One of the first major business intelligence (BI) applications for the SAP in-memory High Performance Analytics Appliance (HANA) made its official debut this week at the SAP Insider Financials conference.
According to Bryan Katis, SAP vice president for enterprise performance management solutions, the SAP BusinessObjects Planning and Consolidation application will become one of the first "killer applications" for the HANA platform because HANA not only dramatically improves the performance of the application, it increases the amount of data the application can effectively analyze. That means users of the application can more effectively analyze business trends in real time right down to the product stock-keeping-unit (SKU) level, says Katis.

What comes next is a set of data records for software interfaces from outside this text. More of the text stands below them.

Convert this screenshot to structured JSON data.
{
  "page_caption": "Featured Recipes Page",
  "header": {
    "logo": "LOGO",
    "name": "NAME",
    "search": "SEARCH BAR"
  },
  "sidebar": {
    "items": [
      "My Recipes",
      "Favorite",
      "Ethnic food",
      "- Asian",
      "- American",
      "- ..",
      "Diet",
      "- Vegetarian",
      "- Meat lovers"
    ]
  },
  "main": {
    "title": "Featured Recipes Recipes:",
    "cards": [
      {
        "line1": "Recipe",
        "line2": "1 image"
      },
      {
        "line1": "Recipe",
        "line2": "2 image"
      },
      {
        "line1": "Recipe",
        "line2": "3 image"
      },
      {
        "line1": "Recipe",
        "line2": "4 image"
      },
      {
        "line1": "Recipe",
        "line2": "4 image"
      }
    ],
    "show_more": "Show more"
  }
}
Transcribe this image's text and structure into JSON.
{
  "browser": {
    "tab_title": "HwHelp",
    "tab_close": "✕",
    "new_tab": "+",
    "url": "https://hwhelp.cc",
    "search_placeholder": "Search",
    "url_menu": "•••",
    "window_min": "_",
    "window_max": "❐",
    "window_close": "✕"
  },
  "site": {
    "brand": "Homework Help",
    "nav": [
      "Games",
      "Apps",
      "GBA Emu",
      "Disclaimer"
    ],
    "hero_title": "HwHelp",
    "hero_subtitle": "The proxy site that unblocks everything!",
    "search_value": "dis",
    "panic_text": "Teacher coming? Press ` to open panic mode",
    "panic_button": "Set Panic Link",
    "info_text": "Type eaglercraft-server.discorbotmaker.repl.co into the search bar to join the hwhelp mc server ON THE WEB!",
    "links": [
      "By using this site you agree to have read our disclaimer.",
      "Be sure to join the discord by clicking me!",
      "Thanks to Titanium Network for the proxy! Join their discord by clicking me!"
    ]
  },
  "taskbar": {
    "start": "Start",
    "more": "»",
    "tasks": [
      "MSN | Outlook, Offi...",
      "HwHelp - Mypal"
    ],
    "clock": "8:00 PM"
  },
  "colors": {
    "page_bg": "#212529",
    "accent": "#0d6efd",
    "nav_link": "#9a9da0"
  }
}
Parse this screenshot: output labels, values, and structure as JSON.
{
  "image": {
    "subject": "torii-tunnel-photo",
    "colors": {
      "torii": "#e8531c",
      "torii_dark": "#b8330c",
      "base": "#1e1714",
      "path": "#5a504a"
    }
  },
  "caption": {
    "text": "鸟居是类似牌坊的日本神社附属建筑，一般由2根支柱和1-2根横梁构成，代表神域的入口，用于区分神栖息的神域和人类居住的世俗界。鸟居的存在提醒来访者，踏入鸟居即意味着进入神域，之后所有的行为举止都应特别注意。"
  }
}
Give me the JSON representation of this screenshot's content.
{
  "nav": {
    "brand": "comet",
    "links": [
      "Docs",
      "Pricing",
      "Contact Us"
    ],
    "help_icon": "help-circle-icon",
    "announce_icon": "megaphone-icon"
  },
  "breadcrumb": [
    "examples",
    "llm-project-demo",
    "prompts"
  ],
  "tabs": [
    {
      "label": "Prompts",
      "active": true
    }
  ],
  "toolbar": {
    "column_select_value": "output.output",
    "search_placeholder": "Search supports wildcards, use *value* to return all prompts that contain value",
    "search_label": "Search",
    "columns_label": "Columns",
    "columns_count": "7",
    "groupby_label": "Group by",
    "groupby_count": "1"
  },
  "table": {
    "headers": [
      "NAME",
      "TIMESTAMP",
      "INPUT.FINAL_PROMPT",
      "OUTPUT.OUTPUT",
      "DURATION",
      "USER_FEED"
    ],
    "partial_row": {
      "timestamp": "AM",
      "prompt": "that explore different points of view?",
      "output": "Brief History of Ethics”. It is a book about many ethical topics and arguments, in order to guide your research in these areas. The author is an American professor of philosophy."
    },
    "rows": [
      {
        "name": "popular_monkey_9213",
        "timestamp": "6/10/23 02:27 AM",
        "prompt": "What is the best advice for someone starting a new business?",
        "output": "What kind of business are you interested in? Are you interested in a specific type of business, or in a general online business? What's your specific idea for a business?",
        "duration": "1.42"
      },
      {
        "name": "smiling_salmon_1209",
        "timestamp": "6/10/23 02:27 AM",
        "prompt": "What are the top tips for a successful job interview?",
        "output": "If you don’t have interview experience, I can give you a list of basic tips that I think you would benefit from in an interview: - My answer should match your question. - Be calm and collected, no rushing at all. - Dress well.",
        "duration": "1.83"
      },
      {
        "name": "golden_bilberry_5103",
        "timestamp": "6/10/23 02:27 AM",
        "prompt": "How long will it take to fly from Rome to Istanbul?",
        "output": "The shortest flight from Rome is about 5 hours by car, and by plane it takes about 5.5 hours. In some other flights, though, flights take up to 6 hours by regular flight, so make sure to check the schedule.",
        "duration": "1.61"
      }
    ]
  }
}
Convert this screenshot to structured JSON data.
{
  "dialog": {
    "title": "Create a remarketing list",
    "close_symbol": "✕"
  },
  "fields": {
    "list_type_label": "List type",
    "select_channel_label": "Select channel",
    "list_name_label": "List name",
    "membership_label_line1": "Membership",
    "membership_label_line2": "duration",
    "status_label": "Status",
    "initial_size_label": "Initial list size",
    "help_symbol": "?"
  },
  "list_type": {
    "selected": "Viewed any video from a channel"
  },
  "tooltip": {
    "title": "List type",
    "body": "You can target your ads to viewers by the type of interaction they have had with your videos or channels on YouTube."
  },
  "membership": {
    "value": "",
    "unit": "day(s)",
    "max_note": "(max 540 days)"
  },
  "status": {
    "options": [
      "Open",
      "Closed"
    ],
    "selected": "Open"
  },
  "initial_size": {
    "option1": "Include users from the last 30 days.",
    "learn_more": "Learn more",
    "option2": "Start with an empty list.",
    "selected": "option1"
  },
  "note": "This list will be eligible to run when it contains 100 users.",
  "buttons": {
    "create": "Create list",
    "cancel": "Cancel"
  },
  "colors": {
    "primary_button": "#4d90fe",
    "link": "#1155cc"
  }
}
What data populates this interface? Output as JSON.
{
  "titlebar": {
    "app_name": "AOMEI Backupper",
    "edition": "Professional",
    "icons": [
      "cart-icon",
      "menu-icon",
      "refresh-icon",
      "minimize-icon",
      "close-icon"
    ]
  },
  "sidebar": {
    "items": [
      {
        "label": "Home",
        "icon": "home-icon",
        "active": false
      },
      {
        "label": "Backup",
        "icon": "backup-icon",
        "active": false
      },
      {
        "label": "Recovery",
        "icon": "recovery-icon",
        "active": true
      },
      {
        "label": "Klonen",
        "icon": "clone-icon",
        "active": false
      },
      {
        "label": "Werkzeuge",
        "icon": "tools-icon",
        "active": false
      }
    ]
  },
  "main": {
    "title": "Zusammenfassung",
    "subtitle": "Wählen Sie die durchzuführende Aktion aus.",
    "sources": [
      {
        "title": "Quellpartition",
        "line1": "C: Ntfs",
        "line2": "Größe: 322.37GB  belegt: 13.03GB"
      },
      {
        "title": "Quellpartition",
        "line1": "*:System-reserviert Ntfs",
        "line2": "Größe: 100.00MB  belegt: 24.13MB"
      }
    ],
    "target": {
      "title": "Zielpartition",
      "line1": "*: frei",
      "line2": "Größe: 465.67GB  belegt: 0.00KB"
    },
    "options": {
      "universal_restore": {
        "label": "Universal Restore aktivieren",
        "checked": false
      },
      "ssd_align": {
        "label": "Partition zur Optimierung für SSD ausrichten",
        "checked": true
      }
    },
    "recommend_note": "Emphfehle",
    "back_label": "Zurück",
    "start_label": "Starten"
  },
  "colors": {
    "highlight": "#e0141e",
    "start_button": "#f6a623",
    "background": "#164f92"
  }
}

SAP BusinessObjects Planning and Consolidation is adding HANA support via the version of SAP NetWeaver that IBM added HANA support to late last year. Katis says that it will be essentially swapping out the relational database that the BusinessObjects application normally calls for HANA. SAP BI customers will on average see performance gains that are as much as 21 times greater than they are today. Much of those performance gains are derived from eliminating the need for a separate application server tier all together, says Katis. That level of performance will make it more practical to make the BI applications available via any mobile computing device anywhere in the world.
Over time, Katis adds that performance gains will continue to be provided as more functionality, such as application logic and calculation engines, become embedded inside HANA.
Katis says BI applications have been making tradeoffs between performance and the amount of data that could be effectively analyzed for years. With the rise of in-memory computing, it's now practical to analyze all the available data or any subset as layers of computing continue to get eliminated by relying more on in-memory processing.
In addition, the cost of running those applications should be substantially less, not only because the expense of acquiring all that middleware starts to disappear, but because the overall management of the IT environment itself should become a whole lot less complex and, by extension, more affordable to manage.